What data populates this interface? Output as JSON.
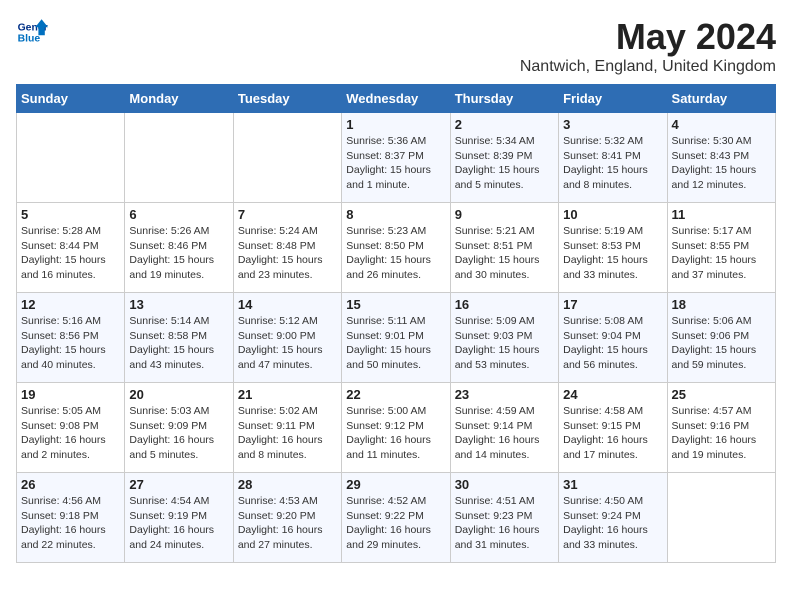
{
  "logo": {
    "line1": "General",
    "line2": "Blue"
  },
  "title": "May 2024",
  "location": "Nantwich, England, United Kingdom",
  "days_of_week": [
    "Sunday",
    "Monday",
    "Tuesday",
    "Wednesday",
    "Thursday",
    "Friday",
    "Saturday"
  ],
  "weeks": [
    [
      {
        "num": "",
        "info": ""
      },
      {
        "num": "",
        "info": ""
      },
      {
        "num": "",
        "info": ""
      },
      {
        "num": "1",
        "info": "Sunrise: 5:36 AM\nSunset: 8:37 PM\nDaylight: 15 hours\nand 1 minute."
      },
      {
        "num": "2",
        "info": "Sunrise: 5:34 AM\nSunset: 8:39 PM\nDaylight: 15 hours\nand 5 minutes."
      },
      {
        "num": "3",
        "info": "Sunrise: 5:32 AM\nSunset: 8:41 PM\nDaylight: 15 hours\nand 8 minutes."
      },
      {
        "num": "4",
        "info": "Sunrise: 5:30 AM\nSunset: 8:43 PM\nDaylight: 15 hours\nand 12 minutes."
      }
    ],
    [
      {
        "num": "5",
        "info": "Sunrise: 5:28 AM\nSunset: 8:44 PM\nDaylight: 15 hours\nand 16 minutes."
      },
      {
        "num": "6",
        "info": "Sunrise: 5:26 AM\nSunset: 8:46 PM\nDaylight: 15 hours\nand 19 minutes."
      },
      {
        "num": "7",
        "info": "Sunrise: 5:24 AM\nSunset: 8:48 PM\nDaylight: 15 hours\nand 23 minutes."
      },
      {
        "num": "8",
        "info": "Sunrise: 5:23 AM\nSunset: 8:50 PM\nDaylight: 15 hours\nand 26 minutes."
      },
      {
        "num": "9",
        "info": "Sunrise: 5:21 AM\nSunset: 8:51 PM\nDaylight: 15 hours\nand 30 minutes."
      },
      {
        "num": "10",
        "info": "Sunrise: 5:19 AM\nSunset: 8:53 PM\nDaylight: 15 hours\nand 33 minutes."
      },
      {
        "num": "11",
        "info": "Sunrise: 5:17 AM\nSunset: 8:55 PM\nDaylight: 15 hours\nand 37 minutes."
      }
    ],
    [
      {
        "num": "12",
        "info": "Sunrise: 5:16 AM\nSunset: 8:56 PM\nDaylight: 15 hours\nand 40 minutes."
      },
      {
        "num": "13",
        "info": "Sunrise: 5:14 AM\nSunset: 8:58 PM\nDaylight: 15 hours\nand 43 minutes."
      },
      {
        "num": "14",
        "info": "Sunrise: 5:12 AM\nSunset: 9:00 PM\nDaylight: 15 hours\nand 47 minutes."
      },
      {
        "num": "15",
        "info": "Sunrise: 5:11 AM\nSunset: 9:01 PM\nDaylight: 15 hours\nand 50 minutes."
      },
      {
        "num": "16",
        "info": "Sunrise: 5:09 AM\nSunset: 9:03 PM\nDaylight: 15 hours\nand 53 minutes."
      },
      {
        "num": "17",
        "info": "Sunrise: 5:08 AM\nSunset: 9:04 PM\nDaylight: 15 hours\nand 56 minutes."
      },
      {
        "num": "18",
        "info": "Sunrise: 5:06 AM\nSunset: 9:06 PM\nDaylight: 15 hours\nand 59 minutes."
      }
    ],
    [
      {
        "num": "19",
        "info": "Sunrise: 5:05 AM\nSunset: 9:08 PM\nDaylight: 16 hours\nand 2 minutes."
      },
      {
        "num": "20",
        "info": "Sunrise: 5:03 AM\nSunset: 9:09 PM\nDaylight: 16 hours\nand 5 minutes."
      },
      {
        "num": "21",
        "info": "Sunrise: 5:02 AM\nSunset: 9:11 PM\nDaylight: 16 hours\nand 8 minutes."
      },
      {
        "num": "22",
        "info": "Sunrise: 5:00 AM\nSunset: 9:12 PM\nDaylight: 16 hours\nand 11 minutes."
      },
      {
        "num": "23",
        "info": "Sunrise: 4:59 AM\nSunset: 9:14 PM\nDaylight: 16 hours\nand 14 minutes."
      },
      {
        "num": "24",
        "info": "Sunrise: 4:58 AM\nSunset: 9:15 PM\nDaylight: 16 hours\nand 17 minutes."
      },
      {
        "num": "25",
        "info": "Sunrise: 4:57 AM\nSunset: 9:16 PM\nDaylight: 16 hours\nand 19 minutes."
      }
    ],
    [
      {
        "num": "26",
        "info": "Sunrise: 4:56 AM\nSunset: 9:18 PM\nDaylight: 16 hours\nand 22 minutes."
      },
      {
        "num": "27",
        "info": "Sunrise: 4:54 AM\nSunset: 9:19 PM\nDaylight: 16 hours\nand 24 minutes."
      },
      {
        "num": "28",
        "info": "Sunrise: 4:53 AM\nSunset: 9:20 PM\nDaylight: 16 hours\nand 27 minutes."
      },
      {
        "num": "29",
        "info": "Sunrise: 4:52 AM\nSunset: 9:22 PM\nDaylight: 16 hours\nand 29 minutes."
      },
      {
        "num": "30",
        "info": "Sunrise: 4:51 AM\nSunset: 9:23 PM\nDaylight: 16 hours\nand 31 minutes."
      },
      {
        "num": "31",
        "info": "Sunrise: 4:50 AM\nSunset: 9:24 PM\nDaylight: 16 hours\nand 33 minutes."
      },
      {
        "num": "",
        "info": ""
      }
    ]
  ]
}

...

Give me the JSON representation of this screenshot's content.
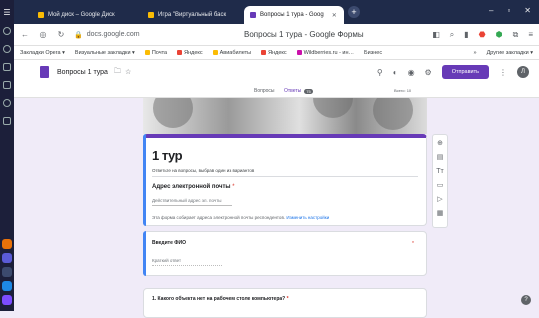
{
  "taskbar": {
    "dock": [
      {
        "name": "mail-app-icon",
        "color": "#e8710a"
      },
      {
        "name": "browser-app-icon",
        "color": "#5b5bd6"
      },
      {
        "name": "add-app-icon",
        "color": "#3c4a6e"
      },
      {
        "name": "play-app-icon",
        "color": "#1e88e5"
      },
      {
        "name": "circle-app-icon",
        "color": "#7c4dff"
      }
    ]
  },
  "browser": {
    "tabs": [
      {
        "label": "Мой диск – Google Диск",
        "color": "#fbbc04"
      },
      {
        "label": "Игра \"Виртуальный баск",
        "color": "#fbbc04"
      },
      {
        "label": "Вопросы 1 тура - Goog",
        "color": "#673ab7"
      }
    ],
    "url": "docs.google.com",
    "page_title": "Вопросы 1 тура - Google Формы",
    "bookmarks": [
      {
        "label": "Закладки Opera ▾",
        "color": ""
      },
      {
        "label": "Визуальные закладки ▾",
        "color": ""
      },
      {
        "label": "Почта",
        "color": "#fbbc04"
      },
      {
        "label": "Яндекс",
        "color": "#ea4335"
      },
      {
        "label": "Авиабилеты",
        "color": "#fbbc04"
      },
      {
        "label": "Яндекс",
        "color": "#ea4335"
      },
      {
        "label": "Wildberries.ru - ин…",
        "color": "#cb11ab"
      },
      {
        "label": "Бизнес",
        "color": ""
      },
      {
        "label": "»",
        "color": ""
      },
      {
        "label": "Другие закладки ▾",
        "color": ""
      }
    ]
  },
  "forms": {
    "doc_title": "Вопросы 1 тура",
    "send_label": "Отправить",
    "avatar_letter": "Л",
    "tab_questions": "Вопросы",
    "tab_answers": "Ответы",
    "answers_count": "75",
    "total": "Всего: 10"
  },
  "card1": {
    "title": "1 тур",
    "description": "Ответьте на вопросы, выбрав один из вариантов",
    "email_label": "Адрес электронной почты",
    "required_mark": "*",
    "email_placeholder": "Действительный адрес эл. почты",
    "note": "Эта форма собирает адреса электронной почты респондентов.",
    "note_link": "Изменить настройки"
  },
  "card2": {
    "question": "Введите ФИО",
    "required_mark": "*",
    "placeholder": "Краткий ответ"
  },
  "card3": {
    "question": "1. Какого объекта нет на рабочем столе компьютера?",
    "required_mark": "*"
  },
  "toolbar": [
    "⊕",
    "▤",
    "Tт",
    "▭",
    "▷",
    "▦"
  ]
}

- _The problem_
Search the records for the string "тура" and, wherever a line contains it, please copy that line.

- _Answer to the exercise_
        "label": "Вопросы 1 тура - Goog",
    "page_title": "Вопросы 1 тура - Google Формы",
    "doc_title": "Вопросы 1 тура",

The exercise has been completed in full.